The cost of higher education in the United States is staggering and is climbing rapidly each year. This fact combined with the scheduled dramatic reduction in the Estate Tax Exemption starting on January 1, 2011 causes many clients to think about planning for their children's or grandchildren's future college expenses in the course of addressing their Estate Planning.
One of the simplest ways to reduce the future impact of the Estate Tax is to make gifts. If you have a smaller estate at death, there is less for the IRS to possibly tax. However, there are two primary concerns that arise when contemplating making gifts to children or grandchildren to fund future college expenses as a way to reduce the impact of potential Estate Tax.
First, many parents and grandparents are not keen on the idea of giving children direct access to thousands of dollars. As soon as the children or grandchildren turn 18, they're likely headed directly to the Porsche dealer. Second, generally there are limits placed on how much donors can give away each year without impacting their Estate Tax Exemption. Currently, the limit is $13,000 per year per beneficiary.
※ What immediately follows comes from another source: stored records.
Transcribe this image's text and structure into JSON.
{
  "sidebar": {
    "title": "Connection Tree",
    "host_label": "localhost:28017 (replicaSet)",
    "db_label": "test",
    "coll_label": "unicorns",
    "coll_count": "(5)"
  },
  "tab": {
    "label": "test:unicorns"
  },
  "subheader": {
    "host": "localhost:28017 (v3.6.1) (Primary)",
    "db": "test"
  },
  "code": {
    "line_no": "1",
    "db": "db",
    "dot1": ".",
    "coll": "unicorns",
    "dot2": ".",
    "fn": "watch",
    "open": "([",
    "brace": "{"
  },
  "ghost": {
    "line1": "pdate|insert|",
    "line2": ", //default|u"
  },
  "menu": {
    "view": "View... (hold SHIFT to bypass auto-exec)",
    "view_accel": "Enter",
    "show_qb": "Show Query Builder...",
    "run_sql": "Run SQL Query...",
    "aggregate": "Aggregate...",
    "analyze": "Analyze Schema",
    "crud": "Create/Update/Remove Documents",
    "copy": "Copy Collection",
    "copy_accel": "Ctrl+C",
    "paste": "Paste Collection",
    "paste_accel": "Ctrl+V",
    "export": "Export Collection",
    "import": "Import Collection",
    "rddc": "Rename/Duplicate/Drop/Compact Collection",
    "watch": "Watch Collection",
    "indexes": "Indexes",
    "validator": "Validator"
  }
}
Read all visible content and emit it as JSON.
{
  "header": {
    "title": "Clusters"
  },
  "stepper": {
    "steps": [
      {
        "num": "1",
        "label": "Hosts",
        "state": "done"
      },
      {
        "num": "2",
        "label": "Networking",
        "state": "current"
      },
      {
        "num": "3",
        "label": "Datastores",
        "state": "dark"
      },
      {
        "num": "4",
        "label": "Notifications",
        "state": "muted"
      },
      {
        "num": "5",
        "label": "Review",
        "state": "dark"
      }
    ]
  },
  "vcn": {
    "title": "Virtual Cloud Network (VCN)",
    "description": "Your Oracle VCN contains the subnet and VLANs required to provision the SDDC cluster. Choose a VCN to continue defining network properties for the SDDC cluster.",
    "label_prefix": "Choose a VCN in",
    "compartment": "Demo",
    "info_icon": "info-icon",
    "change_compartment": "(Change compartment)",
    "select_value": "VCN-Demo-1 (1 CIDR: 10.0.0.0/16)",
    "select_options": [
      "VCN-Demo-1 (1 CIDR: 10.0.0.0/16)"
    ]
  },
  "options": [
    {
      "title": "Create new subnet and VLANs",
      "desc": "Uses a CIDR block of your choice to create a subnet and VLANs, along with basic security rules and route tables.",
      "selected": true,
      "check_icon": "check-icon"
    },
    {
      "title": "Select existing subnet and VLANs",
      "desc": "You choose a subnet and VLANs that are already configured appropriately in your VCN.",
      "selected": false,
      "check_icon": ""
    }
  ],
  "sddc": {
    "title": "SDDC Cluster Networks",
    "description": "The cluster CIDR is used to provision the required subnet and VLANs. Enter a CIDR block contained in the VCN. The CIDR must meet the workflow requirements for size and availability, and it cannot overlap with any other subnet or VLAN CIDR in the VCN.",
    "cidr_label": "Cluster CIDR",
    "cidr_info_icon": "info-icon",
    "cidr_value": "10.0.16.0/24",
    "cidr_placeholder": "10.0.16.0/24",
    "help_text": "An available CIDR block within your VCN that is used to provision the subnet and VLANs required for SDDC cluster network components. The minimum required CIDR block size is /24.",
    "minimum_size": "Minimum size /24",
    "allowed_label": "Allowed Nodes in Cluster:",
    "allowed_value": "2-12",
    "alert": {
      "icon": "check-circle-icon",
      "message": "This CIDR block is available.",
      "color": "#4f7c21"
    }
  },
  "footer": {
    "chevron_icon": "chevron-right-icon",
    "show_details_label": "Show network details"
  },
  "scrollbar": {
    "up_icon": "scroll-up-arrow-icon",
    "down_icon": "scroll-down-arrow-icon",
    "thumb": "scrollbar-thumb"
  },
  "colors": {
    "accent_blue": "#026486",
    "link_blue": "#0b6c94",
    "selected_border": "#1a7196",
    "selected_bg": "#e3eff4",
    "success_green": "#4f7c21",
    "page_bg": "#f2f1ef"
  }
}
A solution that navigates both of these concerns is a § 529 College Savings Account ("CSA"). In a CSA, a contributor funds an account for purposes of meeting the qualified higher education expenses incurred by a beneficiary in the future. Distributions made for qualified educational expenses are tax-exempt. The contributor is typically the account owner, and retains significant controls over the account, including the ability to control distributions, to change the beneficiary, and to reacquire the assets in the account. Contributions are not deductible for federal income tax purposes but are treated as completed gifts. In addition, a special provision applicable only to CSA's allows a contributor to fund an account with an amount equal to 5 years' worth of $13,000 annual exclusions at one time, and elect to treat the contribution as if it were being made pro rata over 5 consecutive years.
Because the account owner holds such significant controls over CSA's, an individual's CSA should be considered at every estate planning juncture. For example, if an account owner dies, who has control over the CSA? This problem can be resolved by either naming a successor owner or by transferring ownership of the CSA into a Revocable Living Trust. Any such Trust should have special provisions concerning the management and investment over the CSA. Additionally, the specific CSA account agreement should be consulted to ensure that the particular plan allows for either successor owners or Trust ownership.